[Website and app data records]
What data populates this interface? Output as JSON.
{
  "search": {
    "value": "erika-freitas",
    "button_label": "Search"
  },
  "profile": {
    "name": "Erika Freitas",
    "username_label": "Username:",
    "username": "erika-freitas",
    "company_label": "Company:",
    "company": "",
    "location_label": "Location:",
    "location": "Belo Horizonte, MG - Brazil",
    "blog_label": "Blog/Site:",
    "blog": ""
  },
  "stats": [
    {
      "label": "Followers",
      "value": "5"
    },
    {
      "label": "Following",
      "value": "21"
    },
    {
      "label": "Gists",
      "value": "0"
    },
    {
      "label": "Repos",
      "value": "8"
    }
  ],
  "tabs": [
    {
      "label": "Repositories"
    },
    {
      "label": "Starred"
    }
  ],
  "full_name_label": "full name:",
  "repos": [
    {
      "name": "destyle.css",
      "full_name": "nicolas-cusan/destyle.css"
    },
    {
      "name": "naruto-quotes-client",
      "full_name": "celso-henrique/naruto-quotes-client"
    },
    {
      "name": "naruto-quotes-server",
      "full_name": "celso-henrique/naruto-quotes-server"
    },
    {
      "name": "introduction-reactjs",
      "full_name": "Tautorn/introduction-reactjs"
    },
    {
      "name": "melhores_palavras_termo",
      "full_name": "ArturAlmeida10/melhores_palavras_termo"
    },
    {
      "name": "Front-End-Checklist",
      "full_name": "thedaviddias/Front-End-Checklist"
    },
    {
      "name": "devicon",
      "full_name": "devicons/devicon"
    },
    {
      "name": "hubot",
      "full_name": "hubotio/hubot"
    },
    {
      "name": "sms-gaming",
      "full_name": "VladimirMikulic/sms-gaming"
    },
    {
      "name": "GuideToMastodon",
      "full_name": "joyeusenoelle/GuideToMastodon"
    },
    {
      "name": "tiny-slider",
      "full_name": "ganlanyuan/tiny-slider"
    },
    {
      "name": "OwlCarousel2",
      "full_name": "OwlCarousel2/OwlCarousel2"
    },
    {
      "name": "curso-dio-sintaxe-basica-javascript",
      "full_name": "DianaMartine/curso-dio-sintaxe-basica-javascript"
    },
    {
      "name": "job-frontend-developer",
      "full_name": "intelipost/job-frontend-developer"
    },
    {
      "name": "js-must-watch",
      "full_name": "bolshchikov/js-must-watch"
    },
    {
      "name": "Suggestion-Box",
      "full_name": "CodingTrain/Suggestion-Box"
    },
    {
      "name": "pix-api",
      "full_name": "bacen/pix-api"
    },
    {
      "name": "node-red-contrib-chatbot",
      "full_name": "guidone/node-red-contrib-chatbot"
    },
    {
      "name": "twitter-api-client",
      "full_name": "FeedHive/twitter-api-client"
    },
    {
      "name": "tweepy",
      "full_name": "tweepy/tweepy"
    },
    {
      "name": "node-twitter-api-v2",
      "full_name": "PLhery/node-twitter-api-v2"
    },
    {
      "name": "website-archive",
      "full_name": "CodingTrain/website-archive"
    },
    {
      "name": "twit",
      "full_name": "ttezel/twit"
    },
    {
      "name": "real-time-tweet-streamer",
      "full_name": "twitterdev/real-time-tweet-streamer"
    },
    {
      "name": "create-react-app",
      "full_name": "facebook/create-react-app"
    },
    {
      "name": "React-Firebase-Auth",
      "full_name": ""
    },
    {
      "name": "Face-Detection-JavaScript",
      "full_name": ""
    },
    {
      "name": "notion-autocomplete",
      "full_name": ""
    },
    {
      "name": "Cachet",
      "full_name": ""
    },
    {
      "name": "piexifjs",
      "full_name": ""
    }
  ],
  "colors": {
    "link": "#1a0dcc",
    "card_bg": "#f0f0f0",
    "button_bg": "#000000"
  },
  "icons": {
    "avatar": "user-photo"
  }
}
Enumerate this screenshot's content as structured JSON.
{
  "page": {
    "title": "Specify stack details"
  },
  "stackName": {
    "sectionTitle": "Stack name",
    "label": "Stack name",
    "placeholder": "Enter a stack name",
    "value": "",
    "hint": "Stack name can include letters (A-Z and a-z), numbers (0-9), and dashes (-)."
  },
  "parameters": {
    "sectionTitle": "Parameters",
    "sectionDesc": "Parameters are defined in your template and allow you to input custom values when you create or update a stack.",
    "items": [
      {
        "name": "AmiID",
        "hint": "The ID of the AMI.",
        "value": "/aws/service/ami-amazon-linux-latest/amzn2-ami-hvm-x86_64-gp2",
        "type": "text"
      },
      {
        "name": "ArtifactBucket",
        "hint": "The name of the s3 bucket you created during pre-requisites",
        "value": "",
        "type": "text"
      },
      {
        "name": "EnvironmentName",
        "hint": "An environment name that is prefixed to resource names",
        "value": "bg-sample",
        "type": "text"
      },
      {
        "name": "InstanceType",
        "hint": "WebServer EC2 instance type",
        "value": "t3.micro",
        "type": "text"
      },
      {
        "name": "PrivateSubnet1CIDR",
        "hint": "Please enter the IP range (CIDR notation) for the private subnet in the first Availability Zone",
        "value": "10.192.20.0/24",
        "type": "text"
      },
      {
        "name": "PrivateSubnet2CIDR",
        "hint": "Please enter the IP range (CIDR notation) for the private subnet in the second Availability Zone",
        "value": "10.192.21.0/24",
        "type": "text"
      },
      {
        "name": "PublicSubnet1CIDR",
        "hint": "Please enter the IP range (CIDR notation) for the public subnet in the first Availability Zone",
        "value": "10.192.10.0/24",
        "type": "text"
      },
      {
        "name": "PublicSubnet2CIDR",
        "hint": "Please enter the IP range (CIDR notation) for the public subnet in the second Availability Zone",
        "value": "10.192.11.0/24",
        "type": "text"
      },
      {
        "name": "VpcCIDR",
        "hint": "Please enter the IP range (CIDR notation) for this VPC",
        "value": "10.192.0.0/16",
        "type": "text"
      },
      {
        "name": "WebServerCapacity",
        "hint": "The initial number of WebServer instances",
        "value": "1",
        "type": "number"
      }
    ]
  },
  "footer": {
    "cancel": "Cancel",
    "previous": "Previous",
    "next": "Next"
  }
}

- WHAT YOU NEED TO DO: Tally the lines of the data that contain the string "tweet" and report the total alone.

- EXERCISE RESULT: 2